In Indonesia, the group visited health and beauty businesses to learn about local brands and customer preferences

This week, ten young health and beauty entrepreneurs returned from a week-long Foundation-led visit to Indonesia where they learned about that country’s health and beauty sector, developed contacts and scoped opportunities for possibly taking their products to the local market.

The visit was through the ASEAN Young Business Leaders Initiative (YBLI), a programme the Foundation facilitates on behalf of MFAT to build connections between business leaders and entrepreneurs in New Zealand and Southeast Asia.

The entrepreneurs time in Indonesia included attending the country’s largest beauty trade exhibition, Cosmbeaute. At the trade show, they got to see some of the latest health and beauty trends and gained an understanding of how their products might fit into Southeast Asian markets.

One of the entrepreneurs looking at a booklet in a health and beauty spa

In 2020, the beauty and cosmetics sector generated a revenue of some US$25 billion in Southeast Asia

Earlier this month, the Foundation’s director research and engagement, Suzannah Jessep, led a Track II delegation to Malaysia and Thailand to hold talks with regional thinktanks.

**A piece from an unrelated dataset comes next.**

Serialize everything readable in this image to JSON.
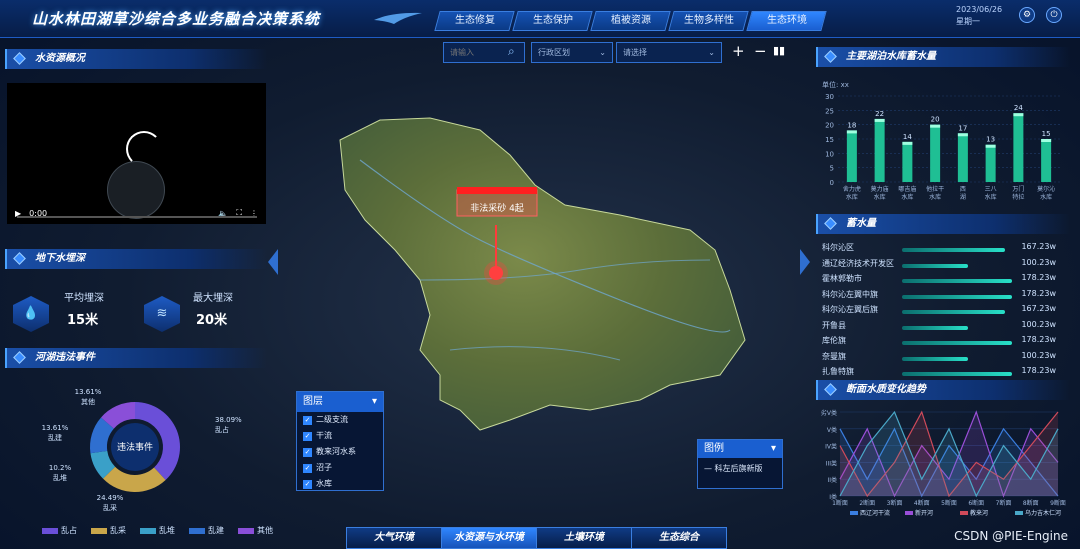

Their first stop was Kuala Lumpur, where they participated in the 15th ASEAN Australian New Zealand Dialogue, which the Foundation co-host with Malaysia ISIS and Asialink.

The group engaged with over sixty other academics, sector experts, commentators and officials for three days of in-depth discussions about regional approaches to great power geo-politics; human security and climate change; trade integration and cyber-security.

To help set the scene and tempo for the talks, the Foundation led a NextGen workshop for twenty up-and-coming young professionals looking to a future in Track II diplomacy.

The delegation then travelled to Bangkok for a day of calls on leading academics, media and commentators, including representatives from the Faculty of Political Science at Thammasat University and the Asia Foundation.

Suz says she was struck by the dynamism and wealth of opportunity evident across a rapidly evolving Southeast Asia. However, she was also reminded of the serious challenges facing the region and the delicate balancing act that many in Southeast Asia are trying to achieve, between major powers, competing territorial claims, economic and environmental pressures, and governance issues.  

Next month, the Track II team will be leading two delegations, both headed by our board Chair Dame Fran Wilde, firstly to Viet Nam for our 14th dialogue with the Diplomatic Academy of Viet Nam and then Japan, for a range of meetings.

The New Zealand delegation and ISIS Malaysia representatives holding talks in a conference roomThe Foundation delegation in discussions with the Institute of Strategic and International Studies (ISIS) Malaysia and Asialink. (Photo: ISIS Malaysia)

Last month, the Foundation's director research and engagement spoke at the India Business Summit, which was jointly hosted by the Indian High Commission and the Auckland Business Chamber.  At the event, Suz spoke about the rise of India and what it might mean for New Zealand, highlighting the need for New Zealand businesses to take a holistic, long-term approach to building relationships in India and to see it as a country to work with not just sell to. Keep an eye on our website for an article looking more closely at the event.

Finally, we will be having a pre-departure briefing for young New Zealanders who will be setting off for internships across Asia over the New Zealand summer.

For the first time, we will have a sports internship with the Organising Committee for the 2024 Youth Winter Olympics in Gangwon, South Korea. This partnership was developed as a direct result of our sports research last year and provides an opportunity for a young New Zealander to develop knowledge of Asia’s sports infrastructure, gain an understanding of the region and the place of sports within it.

I’ll be in Taiwan for a few more days still, so I’ll provide further reflections on the visit in my next update.

Hei konā mai,

Adele Mason